Since joining New Mexico State University’s Cooperative Extension Service in 2009, she has provided educational programs to a diverse population in Valencia County, including people transitioning from incarceration into the workforce, high school students living with food insecurity, and low-income youth and families, as well as traditional participants in Extension programs.
NMSU College of Agricultural, Consumer and Environmental Sciences turned to Bittner to fill the position of interim department head of the state 4-H Youth Development program when Steve Beck resigned from the position in March to accept the 4-H program leader position at Oklahoma State University.
“We are excited Laura Bittner has agreed to serve as interim department head of our 4-H Youth Development Department,” said Jon Boren, College of ACES associate dean and director of NMSU Cooperative Extension Service. “She has the passion, experience and leadership qualities to continue advancing our 4-H youth program to meet the current and future needs of our New Mexico youth across the state.”
Bittner’s many years of experience working with county agents, specialists, adult volunteers and youth contributed to her selection for the position.
“I’m excited to serve in this position and to work alongside and learn with, and from, dedicated Extension professionals providing important youth education throughout the state,” Bittner said.
Bittner accepted the position prior to the COVID-19 outbreak and the ensuing announcement of a statewide stay-at-home order and restrictions on gatherings. Since taking the reins of NMSU’s youth development program April 1, life has been a whirlwind of internet interactions, Zoom meetings, emails and phone calls.
“With any new position, I expected a learning curve. I didn’t expect that learning curve to include navigating a statewide program through a pandemic,” she said.

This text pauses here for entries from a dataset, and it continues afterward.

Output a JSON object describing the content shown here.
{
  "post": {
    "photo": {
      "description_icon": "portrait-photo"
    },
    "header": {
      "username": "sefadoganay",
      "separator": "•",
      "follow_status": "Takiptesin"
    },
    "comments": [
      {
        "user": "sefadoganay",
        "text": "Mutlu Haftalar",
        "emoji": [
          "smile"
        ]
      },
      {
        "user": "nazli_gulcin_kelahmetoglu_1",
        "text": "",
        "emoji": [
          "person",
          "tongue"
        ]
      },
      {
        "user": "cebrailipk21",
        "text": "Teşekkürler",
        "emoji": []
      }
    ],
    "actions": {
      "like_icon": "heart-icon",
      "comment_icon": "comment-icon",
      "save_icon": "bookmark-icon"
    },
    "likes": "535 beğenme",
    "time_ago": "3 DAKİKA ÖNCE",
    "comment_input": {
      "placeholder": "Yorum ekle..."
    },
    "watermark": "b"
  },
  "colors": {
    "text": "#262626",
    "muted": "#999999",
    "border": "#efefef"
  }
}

“I am so impressed by my Extension colleagues across the state who have risen to the challenge by providing virtual education to youth and their families through a variety of innovative methods and I’m looking forward to the virtual events we have planned for the summer.”
Throughout history, the Cooperative Extension Service has provided service and education during times of war and the Great Depression.

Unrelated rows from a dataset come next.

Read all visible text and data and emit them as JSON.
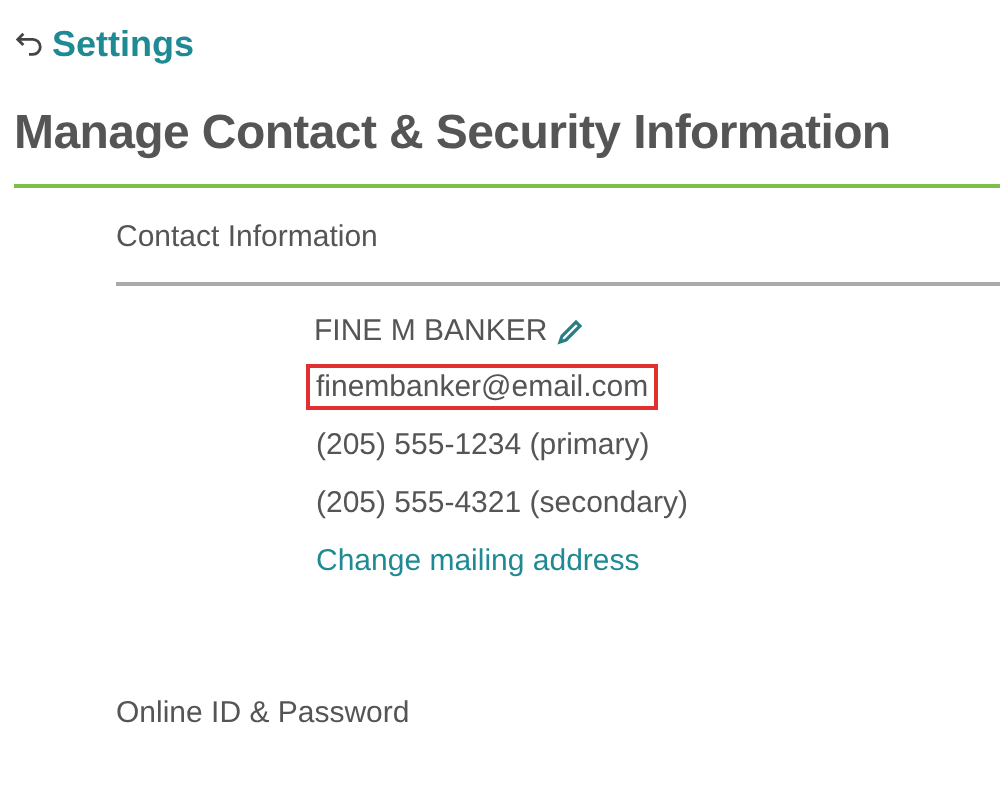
{
  "back_link": {
    "label": "Settings"
  },
  "title": "Manage Contact & Security Information",
  "sections": [
    {
      "heading": "Contact Information",
      "name": "FINE M BANKER",
      "lines": [
        {
          "text": "finembanker@email.com",
          "kind": "text",
          "highlighted": true
        },
        {
          "text": "(205) 555-1234 (primary)",
          "kind": "text",
          "highlighted": false
        },
        {
          "text": "(205) 555-4321 (secondary)",
          "kind": "text",
          "highlighted": false
        },
        {
          "text": "Change mailing address",
          "kind": "link",
          "highlighted": false
        }
      ]
    },
    {
      "heading": "Online ID & Password"
    }
  ]
}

“Our Extension professionals, 4-H members, volunteers and leaders are rallying together now and with their collective efforts positively addressing the challenges we are facing due to COVID-19,” Bittner said.
During her 11 years with NMSU, Bittner has progressed from assistant professor to full professor while serving as the county program director and Extension family and consumer science agent in Valencia County.

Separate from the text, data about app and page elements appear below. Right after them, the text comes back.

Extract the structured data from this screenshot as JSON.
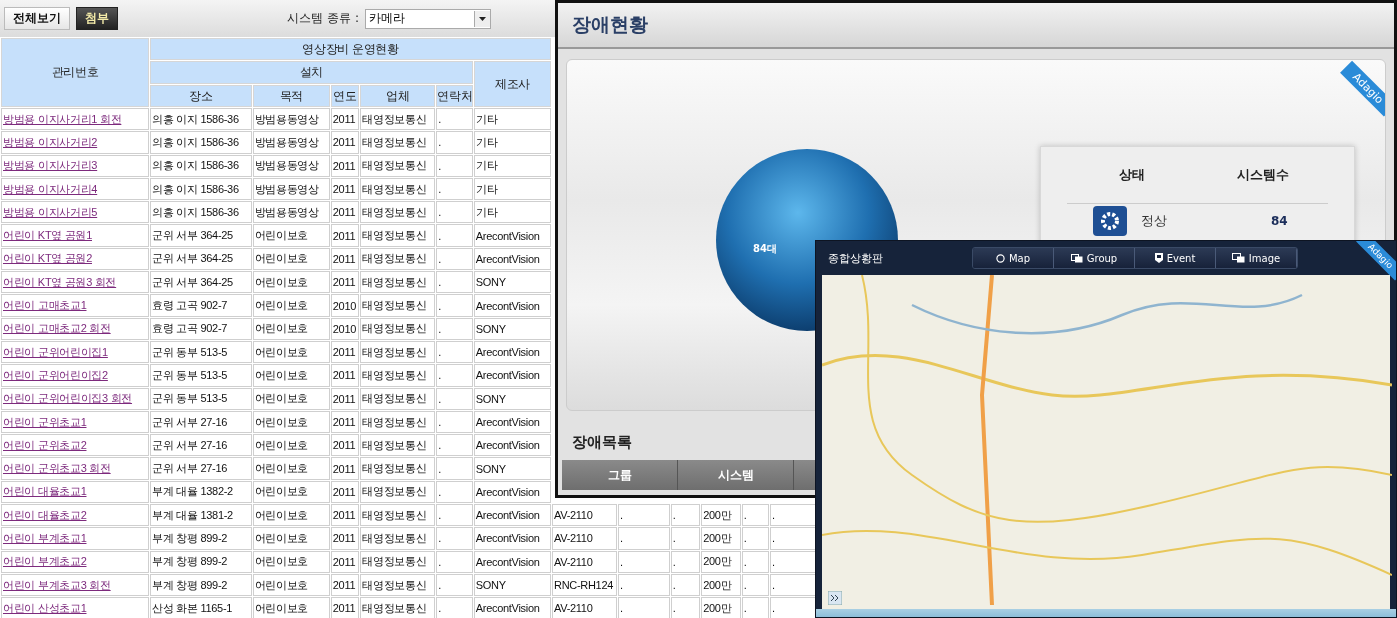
{
  "toolbar": {
    "tabs": [
      {
        "label": "전체보기",
        "selected": false
      },
      {
        "label": "첨부",
        "selected": true
      }
    ],
    "filter": {
      "label": "시스템 종류 :",
      "value": "카메라"
    }
  },
  "table": {
    "header": {
      "management_no": "관리번호",
      "group": "영상장비 운영현황",
      "install": "설치",
      "install_columns": [
        "장소",
        "목적",
        "연도",
        "업체",
        "연락처"
      ],
      "maker": "제조사"
    },
    "rows": [
      {
        "name": "방범용 이지사거리1 회전",
        "cells": [
          "의흥 이지 1586-36",
          "방범용동영상",
          "2011",
          "태영정보통신",
          ".",
          "기타"
        ]
      },
      {
        "name": "방범용 이지사거리2",
        "cells": [
          "의흥 이지 1586-36",
          "방범용동영상",
          "2011",
          "태영정보통신",
          ".",
          "기타"
        ]
      },
      {
        "name": "방범용 이지사거리3",
        "cells": [
          "의흥 이지 1586-36",
          "방범용동영상",
          "2011",
          "태영정보통신",
          ".",
          "기타"
        ]
      },
      {
        "name": "방범용 이지사거리4",
        "cells": [
          "의흥 이지 1586-36",
          "방범용동영상",
          "2011",
          "태영정보통신",
          ".",
          "기타"
        ]
      },
      {
        "name": "방범용 이지사거리5",
        "cells": [
          "의흥 이지 1586-36",
          "방범용동영상",
          "2011",
          "태영정보통신",
          ".",
          "기타"
        ]
      },
      {
        "name": "어린이 KT옆 공원1",
        "cells": [
          "군위 서부 364-25",
          "어린이보호",
          "2011",
          "태영정보통신",
          ".",
          "ArecontVision"
        ]
      },
      {
        "name": "어린이 KT옆 공원2",
        "cells": [
          "군위 서부 364-25",
          "어린이보호",
          "2011",
          "태영정보통신",
          ".",
          "ArecontVision"
        ]
      },
      {
        "name": "어린이 KT옆 공원3 회전",
        "cells": [
          "군위 서부 364-25",
          "어린이보호",
          "2011",
          "태영정보통신",
          ".",
          "SONY"
        ]
      },
      {
        "name": "어린이 고매초교1",
        "cells": [
          "효령 고곡 902-7",
          "어린이보호",
          "2010",
          "태영정보통신",
          ".",
          "ArecontVision"
        ]
      },
      {
        "name": "어린이 고매초교2 회전",
        "cells": [
          "효령 고곡 902-7",
          "어린이보호",
          "2010",
          "태영정보통신",
          ".",
          "SONY"
        ]
      },
      {
        "name": "어린이 군위어린이집1",
        "cells": [
          "군위 동부 513-5",
          "어린이보호",
          "2011",
          "태영정보통신",
          ".",
          "ArecontVision"
        ]
      },
      {
        "name": "어린이 군위어린이집2",
        "cells": [
          "군위 동부 513-5",
          "어린이보호",
          "2011",
          "태영정보통신",
          ".",
          "ArecontVision"
        ]
      },
      {
        "name": "어린이 군위어린이집3 회전",
        "cells": [
          "군위 동부 513-5",
          "어린이보호",
          "2011",
          "태영정보통신",
          ".",
          "SONY"
        ]
      },
      {
        "name": "어린이 군위초교1",
        "cells": [
          "군위 서부 27-16",
          "어린이보호",
          "2011",
          "태영정보통신",
          ".",
          "ArecontVision"
        ]
      },
      {
        "name": "어린이 군위초교2",
        "cells": [
          "군위 서부 27-16",
          "어린이보호",
          "2011",
          "태영정보통신",
          ".",
          "ArecontVision"
        ]
      },
      {
        "name": "어린이 군위초교3 회전",
        "cells": [
          "군위 서부 27-16",
          "어린이보호",
          "2011",
          "태영정보통신",
          ".",
          "SONY"
        ]
      },
      {
        "name": "어린이 대율초교1",
        "cells": [
          "부계 대율 1382-2",
          "어린이보호",
          "2011",
          "태영정보통신",
          ".",
          "ArecontVision"
        ]
      },
      {
        "name": "어린이 대율초교2",
        "cells": [
          "부계 대율 1381-2",
          "어린이보호",
          "2011",
          "태영정보통신",
          ".",
          "ArecontVision"
        ],
        "extra": [
          "AV-2110",
          ".",
          ".",
          "200만",
          ".",
          "."
        ]
      },
      {
        "name": "어린이 부계초교1",
        "cells": [
          "부계 창평 899-2",
          "어린이보호",
          "2011",
          "태영정보통신",
          ".",
          "ArecontVision"
        ],
        "extra": [
          "AV-2110",
          ".",
          ".",
          "200만",
          ".",
          "."
        ]
      },
      {
        "name": "어린이 부계초교2",
        "cells": [
          "부계 창평 899-2",
          "어린이보호",
          "2011",
          "태영정보통신",
          ".",
          "ArecontVision"
        ],
        "extra": [
          "AV-2110",
          ".",
          ".",
          "200만",
          ".",
          "."
        ]
      },
      {
        "name": "어린이 부계초교3 회전",
        "cells": [
          "부계 창평 899-2",
          "어린이보호",
          "2011",
          "태영정보통신",
          ".",
          "SONY"
        ],
        "extra": [
          "RNC-RH124",
          ".",
          ".",
          "200만",
          ".",
          "."
        ]
      },
      {
        "name": "어린이 산성초교1",
        "cells": [
          "산성 화본 1165-1",
          "어린이보호",
          "2011",
          "태영정보통신",
          ".",
          "ArecontVision"
        ],
        "extra": [
          "AV-2110",
          ".",
          ".",
          "200만",
          ".",
          "."
        ]
      }
    ]
  },
  "status_window": {
    "title": "장애현황",
    "ribbon": "Adagio",
    "chart_label": "84대",
    "card": {
      "headers": [
        "상태",
        "시스템수"
      ],
      "rows": [
        {
          "label": "정상",
          "count": "84"
        }
      ]
    },
    "list_title": "장애목록",
    "list_columns": [
      "그룹",
      "시스템"
    ]
  },
  "map_window": {
    "title": "종합상황판",
    "ribbon": "Adagio",
    "buttons": [
      {
        "label": "Map",
        "kind": "map"
      },
      {
        "label": "Group",
        "kind": "group"
      },
      {
        "label": "Event",
        "kind": "event"
      },
      {
        "label": "Image",
        "kind": "image"
      }
    ]
  }
}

While providing programs to Valencia County community members, she earned a doctorate in educational leadership and administration from NMSU, graduating in May 2019.
Bittner’s doctoral dissertation is titled “Meeting Needs of the People: A Multi-Case Study of New Mexico Extension Professionals Cultural Competence in Reaching Historically Under-Served Populations.”
Her research followed the path of her mission of developing greater accessibility to and inclusion in Extension programming for non-traditional Extension audiences.
While maintaining a full-time work schedule and full-time graduate studies, Bittner developed youth programs and outreach efforts that received national recognition and awards from the National Extension Association for Family and Consumer Sciences and the National Association of County Agricultural Agents.
The College of ACES recently acknowledged Bittner as the 2020 Distinguished County Agent for her programming efforts. She also received one of the college’s top recognitions, the Fabiola Cabeza de Baca Diversity in Extension Award.